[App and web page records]
::::

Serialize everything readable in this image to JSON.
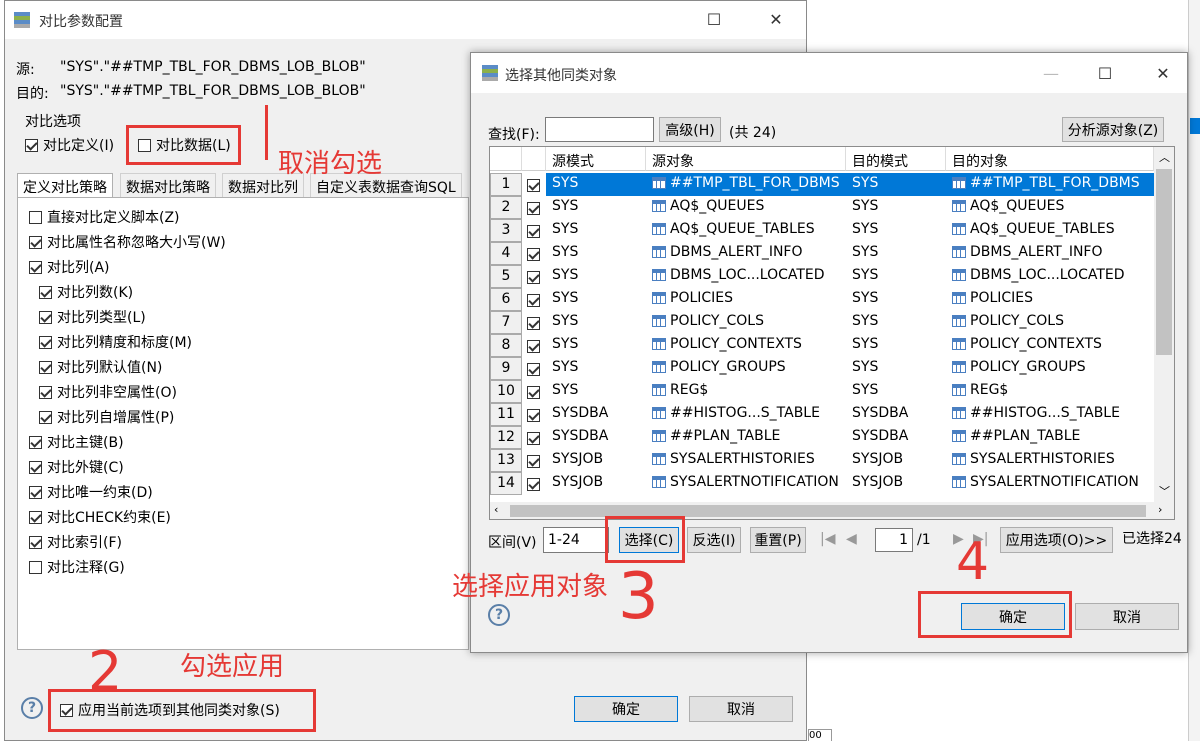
{
  "main_dialog": {
    "title": "对比参数配置",
    "source_label": "源:",
    "source_value": "\"SYS\".\"##TMP_TBL_FOR_DBMS_LOB_BLOB\"",
    "target_label": "目的:",
    "target_value": "\"SYS\".\"##TMP_TBL_FOR_DBMS_LOB_BLOB\"",
    "compare_group": "对比选项",
    "compare_def": "对比定义(I)",
    "compare_data": "对比数据(L)",
    "tabs": [
      "定义对比策略",
      "数据对比策略",
      "数据对比列",
      "自定义表数据查询SQL"
    ],
    "options": [
      {
        "label": "直接对比定义脚本(Z)",
        "checked": false,
        "indent": false
      },
      {
        "label": "对比属性名称忽略大小写(W)",
        "checked": true,
        "indent": false
      },
      {
        "label": "对比列(A)",
        "checked": true,
        "indent": false
      },
      {
        "label": "对比列数(K)",
        "checked": true,
        "indent": true
      },
      {
        "label": "对比列类型(L)",
        "checked": true,
        "indent": true
      },
      {
        "label": "对比列精度和标度(M)",
        "checked": true,
        "indent": true
      },
      {
        "label": "对比列默认值(N)",
        "checked": true,
        "indent": true
      },
      {
        "label": "对比列非空属性(O)",
        "checked": true,
        "indent": true
      },
      {
        "label": "对比列自增属性(P)",
        "checked": true,
        "indent": true
      },
      {
        "label": "对比主键(B)",
        "checked": true,
        "indent": false
      },
      {
        "label": "对比外键(C)",
        "checked": true,
        "indent": false
      },
      {
        "label": "对比唯一约束(D)",
        "checked": true,
        "indent": false
      },
      {
        "label": "对比CHECK约束(E)",
        "checked": true,
        "indent": false
      },
      {
        "label": "对比索引(F)",
        "checked": true,
        "indent": false
      },
      {
        "label": "对比注释(G)",
        "checked": false,
        "indent": false
      }
    ],
    "apply_option": "应用当前选项到其他同类对象(S)",
    "ok": "确定",
    "cancel": "取消"
  },
  "select_dialog": {
    "title": "选择其他同类对象",
    "search_label": "查找(F):",
    "search_value": "",
    "advanced": "高级(H)",
    "count": "(共 24)",
    "analyze": "分析源对象(Z)",
    "columns": [
      "源模式",
      "源对象",
      "目的模式",
      "目的对象"
    ],
    "rows": [
      {
        "n": "1",
        "sm": "SYS",
        "so": "##TMP_TBL_FOR_DBMS",
        "tm": "SYS",
        "to": "##TMP_TBL_FOR_DBMS"
      },
      {
        "n": "2",
        "sm": "SYS",
        "so": "AQ$_QUEUES",
        "tm": "SYS",
        "to": "AQ$_QUEUES"
      },
      {
        "n": "3",
        "sm": "SYS",
        "so": "AQ$_QUEUE_TABLES",
        "tm": "SYS",
        "to": "AQ$_QUEUE_TABLES"
      },
      {
        "n": "4",
        "sm": "SYS",
        "so": "DBMS_ALERT_INFO",
        "tm": "SYS",
        "to": "DBMS_ALERT_INFO"
      },
      {
        "n": "5",
        "sm": "SYS",
        "so": "DBMS_LOC...LOCATED",
        "tm": "SYS",
        "to": "DBMS_LOC...LOCATED"
      },
      {
        "n": "6",
        "sm": "SYS",
        "so": "POLICIES",
        "tm": "SYS",
        "to": "POLICIES"
      },
      {
        "n": "7",
        "sm": "SYS",
        "so": "POLICY_COLS",
        "tm": "SYS",
        "to": "POLICY_COLS"
      },
      {
        "n": "8",
        "sm": "SYS",
        "so": "POLICY_CONTEXTS",
        "tm": "SYS",
        "to": "POLICY_CONTEXTS"
      },
      {
        "n": "9",
        "sm": "SYS",
        "so": "POLICY_GROUPS",
        "tm": "SYS",
        "to": "POLICY_GROUPS"
      },
      {
        "n": "10",
        "sm": "SYS",
        "so": "REG$",
        "tm": "SYS",
        "to": "REG$"
      },
      {
        "n": "11",
        "sm": "SYSDBA",
        "so": "##HISTOG...S_TABLE",
        "tm": "SYSDBA",
        "to": "##HISTOG...S_TABLE"
      },
      {
        "n": "12",
        "sm": "SYSDBA",
        "so": "##PLAN_TABLE",
        "tm": "SYSDBA",
        "to": "##PLAN_TABLE"
      },
      {
        "n": "13",
        "sm": "SYSJOB",
        "so": "SYSALERTHISTORIES",
        "tm": "SYSJOB",
        "to": "SYSALERTHISTORIES"
      },
      {
        "n": "14",
        "sm": "SYSJOB",
        "so": "SYSALERTNOTIFICATION",
        "tm": "SYSJOB",
        "to": "SYSALERTNOTIFICATION"
      }
    ],
    "range_label": "区间(V)",
    "range_value": "1-24",
    "select_btn": "选择(C)",
    "invert_btn": "反选(I)",
    "reset_btn": "重置(P)",
    "page_value": "1",
    "page_total": "/1",
    "apply_opts": "应用选项(O)>>",
    "selected_info": "已选择24",
    "ok": "确定",
    "cancel": "取消"
  },
  "annotations": {
    "uncheck": "取消勾选",
    "check_apply": "勾选应用",
    "select_apply": "选择应用对象",
    "num2": "2",
    "num3": "3",
    "num4": "4"
  }
}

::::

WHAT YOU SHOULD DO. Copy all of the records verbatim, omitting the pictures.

RESPONSE BOX.
Serialize everything readable in this image to JSON.
{
  "main_dialog": {
    "title": "对比参数配置",
    "source_label": "源:",
    "source_value": "\"SYS\".\"##TMP_TBL_FOR_DBMS_LOB_BLOB\"",
    "target_label": "目的:",
    "target_value": "\"SYS\".\"##TMP_TBL_FOR_DBMS_LOB_BLOB\"",
    "compare_group": "对比选项",
    "compare_def": "对比定义(I)",
    "compare_data": "对比数据(L)",
    "tabs": [
      "定义对比策略",
      "数据对比策略",
      "数据对比列",
      "自定义表数据查询SQL"
    ],
    "options": [
      {
        "label": "直接对比定义脚本(Z)",
        "checked": false,
        "indent": false
      },
      {
        "label": "对比属性名称忽略大小写(W)",
        "checked": true,
        "indent": false
      },
      {
        "label": "对比列(A)",
        "checked": true,
        "indent": false
      },
      {
        "label": "对比列数(K)",
        "checked": true,
        "indent": true
      },
      {
        "label": "对比列类型(L)",
        "checked": true,
        "indent": true
      },
      {
        "label": "对比列精度和标度(M)",
        "checked": true,
        "indent": true
      },
      {
        "label": "对比列默认值(N)",
        "checked": true,
        "indent": true
      },
      {
        "label": "对比列非空属性(O)",
        "checked": true,
        "indent": true
      },
      {
        "label": "对比列自增属性(P)",
        "checked": true,
        "indent": true
      },
      {
        "label": "对比主键(B)",
        "checked": true,
        "indent": false
      },
      {
        "label": "对比外键(C)",
        "checked": true,
        "indent": false
      },
      {
        "label": "对比唯一约束(D)",
        "checked": true,
        "indent": false
      },
      {
        "label": "对比CHECK约束(E)",
        "checked": true,
        "indent": false
      },
      {
        "label": "对比索引(F)",
        "checked": true,
        "indent": false
      },
      {
        "label": "对比注释(G)",
        "checked": false,
        "indent": false
      }
    ],
    "apply_option": "应用当前选项到其他同类对象(S)",
    "ok": "确定",
    "cancel": "取消"
  },
  "select_dialog": {
    "title": "选择其他同类对象",
    "search_label": "查找(F):",
    "search_value": "",
    "advanced": "高级(H)",
    "count": "(共 24)",
    "analyze": "分析源对象(Z)",
    "columns": [
      "源模式",
      "源对象",
      "目的模式",
      "目的对象"
    ],
    "rows": [
      {
        "n": "1",
        "sm": "SYS",
        "so": "##TMP_TBL_FOR_DBMS",
        "tm": "SYS",
        "to": "##TMP_TBL_FOR_DBMS"
      },
      {
        "n": "2",
        "sm": "SYS",
        "so": "AQ$_QUEUES",
        "tm": "SYS",
        "to": "AQ$_QUEUES"
      },
      {
        "n": "3",
        "sm": "SYS",
        "so": "AQ$_QUEUE_TABLES",
        "tm": "SYS",
        "to": "AQ$_QUEUE_TABLES"
      },
      {
        "n": "4",
        "sm": "SYS",
        "so": "DBMS_ALERT_INFO",
        "tm": "SYS",
        "to": "DBMS_ALERT_INFO"
      },
      {
        "n": "5",
        "sm": "SYS",
        "so": "DBMS_LOC...LOCATED",
        "tm": "SYS",
        "to": "DBMS_LOC...LOCATED"
      },
      {
        "n": "6",
        "sm": "SYS",
        "so": "POLICIES",
        "tm": "SYS",
        "to": "POLICIES"
      },
      {
        "n": "7",
        "sm": "SYS",
        "so": "POLICY_COLS",
        "tm": "SYS",
        "to": "POLICY_COLS"
      },
      {
        "n": "8",
        "sm": "SYS",
        "so": "POLICY_CONTEXTS",
        "tm": "SYS",
        "to": "POLICY_CONTEXTS"
      },
      {
        "n": "9",
        "sm": "SYS",
        "so": "POLICY_GROUPS",
        "tm": "SYS",
        "to": "POLICY_GROUPS"
      },
      {
        "n": "10",
        "sm": "SYS",
        "so": "REG$",
        "tm": "SYS",
        "to": "REG$"
      },
      {
        "n": "11",
        "sm": "SYSDBA",
        "so": "##HISTOG...S_TABLE",
        "tm": "SYSDBA",
        "to": "##HISTOG...S_TABLE"
      },
      {
        "n": "12",
        "sm": "SYSDBA",
        "so": "##PLAN_TABLE",
        "tm": "SYSDBA",
        "to": "##PLAN_TABLE"
      },
      {
        "n": "13",
        "sm": "SYSJOB",
        "so": "SYSALERTHISTORIES",
        "tm": "SYSJOB",
        "to": "SYSALERTHISTORIES"
      },
      {
        "n": "14",
        "sm": "SYSJOB",
        "so": "SYSALERTNOTIFICATION",
        "tm": "SYSJOB",
        "to": "SYSALERTNOTIFICATION"
      }
    ],
    "range_label": "区间(V)",
    "range_value": "1-24",
    "select_btn": "选择(C)",
    "invert_btn": "反选(I)",
    "reset_btn": "重置(P)",
    "page_value": "1",
    "page_total": "/1",
    "apply_opts": "应用选项(O)>>",
    "selected_info": "已选择24",
    "ok": "确定",
    "cancel": "取消"
  },
  "annotations": {
    "uncheck": "取消勾选",
    "check_apply": "勾选应用",
    "select_apply": "选择应用对象",
    "num2": "2",
    "num3": "3",
    "num4": "4"
  }
}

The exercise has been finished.